(Photo courtesy of pixabay.)

(For more devotions, visit Christian Devotions.)

Clutter and the Serpent

My friend and I were talking about clutter recently.  I cleaned out some junk drawers this weekend and couldn’t believe how much each junk drawer can hold … and the randomness too!  What do all these cords go to?  Why do we still have old cell phones … is that from 2001? Maybe the reason I can’t find a pen when I need it is because they’re all in the junk drawers.  How did I get all these pens? Am I the reason doctors’ offices put those obnoxious flowers on pens now?

Junk drawers are fascinating, mysterious, and frightening.  They’re the catch-all for all things that don’t seem to belong anywhere, things we might need, things we just don’t know what to do with today but might have a purpose someday, and things we simply want to avoid.

Our lives can be such a junk drawer.  It’s hard to get rid of stuff.  Stuff that’s happened to us, stuff that someone did to us, stuff that we did to somebody else, stuff that we never did and should have… stuff, stuff, stuff.  But it isn’t all bad.  Some stuff we need.  That’s why we have to discern between what to keep and what to throw out and move on.

Keeping that old pen that doesn’t work anymore is like keeping a grudge against someone that doesn’t even remember you.  Or maybe someone did something that hurt you so badly that it changed your whole life.  Well, it’s hard to throw that out because you live with it every day.  But you can still choose how you live with it.  Let me share this little story with you.

Once upon a time (corny yes, but stay with me here)…once upon a time, there was a young girl who lived in a big city.  She was invincible.  Life had dealt its many storms and she made it through each time to tell the tale.  Standing tall, smiling, and covering her many battle scars, she went on her usual pursuit of the elusive ‘Peace.’  As the rigorous journey continued, she encountered a dark serpent.

This dark serpent came on a bright, clear morning… unexpectedly… quietly.  He slithered into the girl’s most sacred place…her bedroom.
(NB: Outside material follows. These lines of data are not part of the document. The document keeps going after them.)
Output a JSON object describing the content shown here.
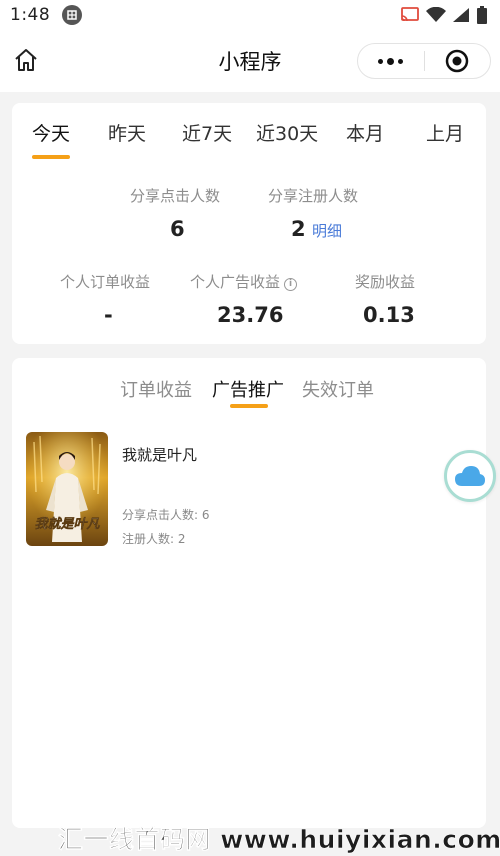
{
  "status_bar": {
    "time": "1:48",
    "icons": [
      "app-icon",
      "cast-icon",
      "wifi-icon",
      "signal-icon",
      "battery-icon"
    ]
  },
  "nav": {
    "title": "小程序",
    "home_icon": "home-icon",
    "more_icon": "more-dots-icon",
    "close_icon": "target-close-icon"
  },
  "period_tabs": [
    {
      "label": "今天",
      "active": true
    },
    {
      "label": "昨天"
    },
    {
      "label": "近7天"
    },
    {
      "label": "近30天"
    },
    {
      "label": "本月"
    },
    {
      "label": "上月"
    }
  ],
  "stats": {
    "share_clicks": {
      "label": "分享点击人数",
      "value": "6"
    },
    "share_registers": {
      "label": "分享注册人数",
      "value": "2",
      "link": "明细"
    },
    "order_income": {
      "label": "个人订单收益",
      "value": "-"
    },
    "ad_income": {
      "label": "个人广告收益",
      "value": "23.76",
      "info_icon": "ⓘ"
    },
    "reward_income": {
      "label": "奖励收益",
      "value": "0.13"
    }
  },
  "list_tabs": [
    {
      "label": "订单收益"
    },
    {
      "label": "广告推广",
      "active": true
    },
    {
      "label": "失效订单"
    }
  ],
  "items": [
    {
      "title": "我就是叶凡",
      "cover_text": "我就是叶凡",
      "share_clicks": "分享点击人数: 6",
      "registers": "注册人数: 2"
    }
  ],
  "floating": {
    "icon": "cloud-icon"
  },
  "watermark": "汇一线首码网 www.huiyixian.com",
  "colors": {
    "accent": "#f5a017",
    "link": "#4a7bd8",
    "cloud": "#4aa8e8"
  }
}
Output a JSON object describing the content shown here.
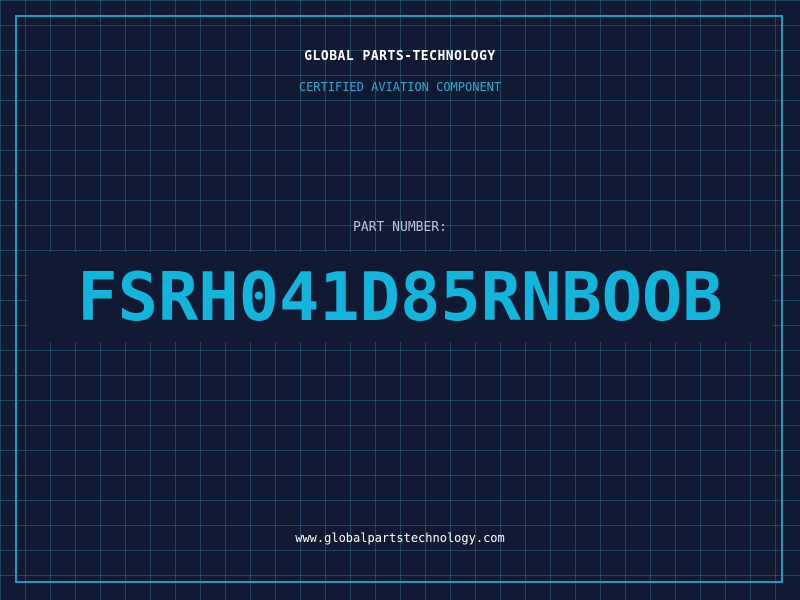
{
  "header": {
    "company": "GLOBAL PARTS-TECHNOLOGY",
    "subtitle": "CERTIFIED AVIATION COMPONENT"
  },
  "main": {
    "label": "PART NUMBER:",
    "part_number": "FSRH041D85RNBOOB"
  },
  "footer": {
    "url": "www.globalpartstechnology.com"
  },
  "colors": {
    "background": "#121a33",
    "grid": "#286e8c",
    "accent": "#12b6dd",
    "frame": "#1c9cc2"
  }
}
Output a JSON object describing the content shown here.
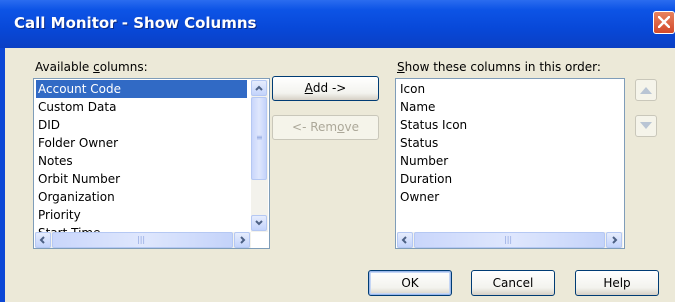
{
  "window": {
    "title": "Call Monitor - Show Columns"
  },
  "available": {
    "label_pre": "Available ",
    "label_key": "c",
    "label_post": "olumns:",
    "items": [
      "Account Code",
      "Custom Data",
      "DID",
      "Folder Owner",
      "Notes",
      "Orbit Number",
      "Organization",
      "Priority",
      "Start Time"
    ],
    "selected": "Account Code"
  },
  "shown": {
    "label_key": "S",
    "label_post": "how these columns in this order:",
    "items": [
      "Icon",
      "Name",
      "Status Icon",
      "Status",
      "Number",
      "Duration",
      "Owner"
    ]
  },
  "buttons": {
    "add_key": "A",
    "add_post": "dd ->",
    "remove_pre": "<- Rem",
    "remove_key": "o",
    "remove_post": "ve",
    "ok": "OK",
    "cancel": "Cancel",
    "help": "Help"
  },
  "icons": {
    "close": "close-icon",
    "move_up": "triangle-up-icon",
    "move_down": "triangle-down-icon"
  }
}
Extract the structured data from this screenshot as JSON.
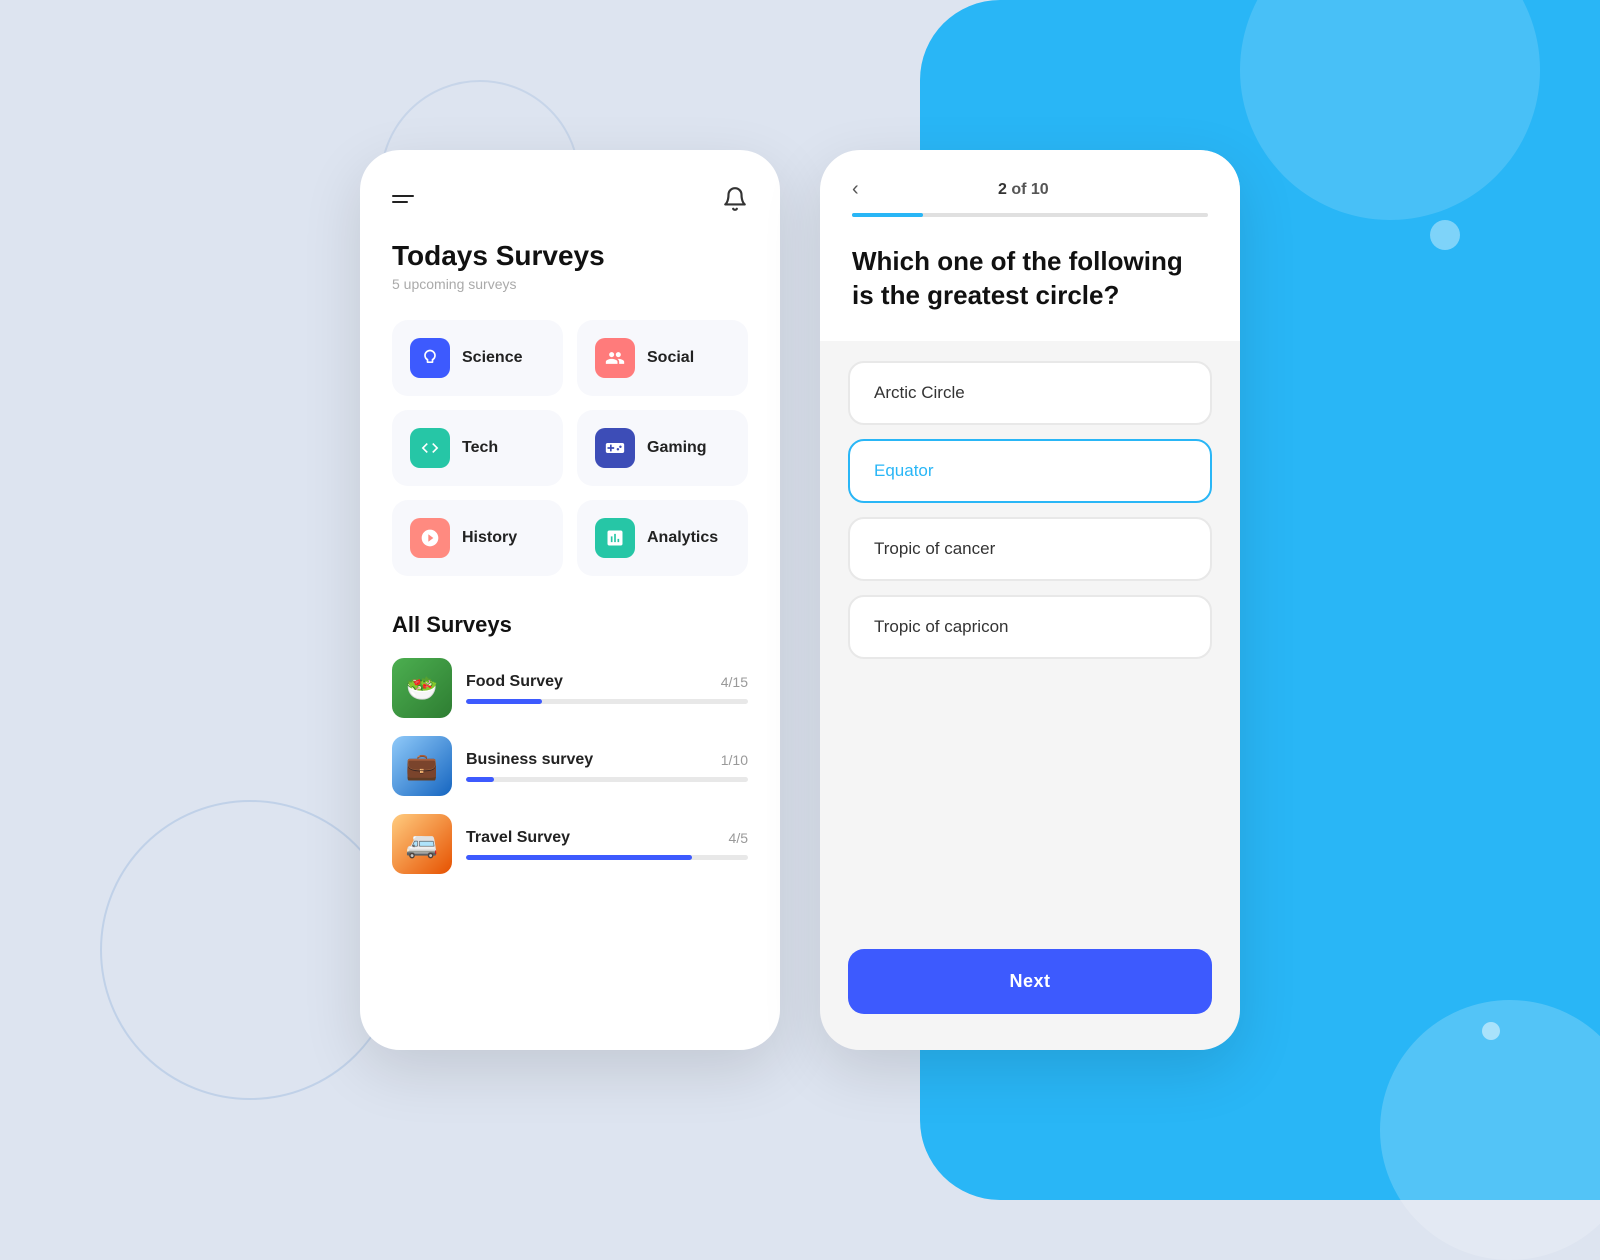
{
  "background": {
    "blue_color": "#29b6f6"
  },
  "left_phone": {
    "title": "Todays Surveys",
    "subtitle": "5 upcoming surveys",
    "categories": [
      {
        "id": "science",
        "label": "Science",
        "color_class": "science",
        "icon": "🧬"
      },
      {
        "id": "social",
        "label": "Social",
        "color_class": "social",
        "icon": "👤"
      },
      {
        "id": "tech",
        "label": "Tech",
        "color_class": "tech",
        "icon": "🧪"
      },
      {
        "id": "gaming",
        "label": "Gaming",
        "color_class": "gaming",
        "icon": "🎮"
      },
      {
        "id": "history",
        "label": "History",
        "color_class": "history",
        "icon": "⚖️"
      },
      {
        "id": "analytics",
        "label": "Analytics",
        "color_class": "analytics",
        "icon": "📊"
      }
    ],
    "all_surveys_title": "All Surveys",
    "surveys": [
      {
        "id": "food",
        "name": "Food Survey",
        "count": "4/15",
        "progress": 27,
        "thumb_class": "food",
        "icon": "🥗"
      },
      {
        "id": "business",
        "name": "Business survey",
        "count": "1/10",
        "progress": 10,
        "thumb_class": "business",
        "icon": "💼"
      },
      {
        "id": "travel",
        "name": "Travel Survey",
        "count": "4/5",
        "progress": 80,
        "thumb_class": "travel",
        "icon": "🚐"
      }
    ]
  },
  "right_phone": {
    "back_label": "‹",
    "progress_current": "2",
    "progress_total": "10",
    "progress_of": "of",
    "question": "Which one of the following is the greatest circle?",
    "options": [
      {
        "id": "arctic",
        "label": "Arctic Circle",
        "selected": false
      },
      {
        "id": "equator",
        "label": "Equator",
        "selected": true
      },
      {
        "id": "tropic_cancer",
        "label": "Tropic of cancer",
        "selected": false
      },
      {
        "id": "tropic_capricorn",
        "label": "Tropic of capricon",
        "selected": false
      }
    ],
    "next_label": "Next"
  }
}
As she lay sleeping, the evil in the air awakened her.  In her panic, the serpent pounced on her and ravaged her.  She was destroyed.  Afterwards, he slithered away leaving a dying spirit. 

As the days, months and years went by, the girl grew strong again in all the expected ways.  Her anger and bitterness grew so strong that only the Power of God could contain it!  And in God’s mercy, HE did.  After years of rehearsing how she would slay the serpent in the most vilest of ways, an unexpected thing happened.  She realized that she had carried the serpent with her for many years long after he had gone.  She had cluttered and consumed her thought-life with one cruel incident and kept it like a prize possession. 

“But this was no ordinary incident,” she told herself.  “It was a violation for which no one should endure.”

And in the midst of the rising rage in recalling that moment, a calmness came like a whisper.

“He took your body for a moment, but he can never take your spirit… ever.  He lives in a dark place for which you will never want to know nor will you ever know.  He is the victim of himself but you will never be. Forgive him and you will be free of him.”

Cleaning out your life’s junk drawer will not always be easy.  In fact it will probably be hard most of the time.  You will want to hold on to useless things just because it keeps you connected, but if those things have no positive, growing value to you then it’s time to cast it out for good.  It’s not your problem what happens to it after you throw it in the trash, but it could be your problem if you don’t.

No matter what has happened, you have the power to choose what to keep and what to discard.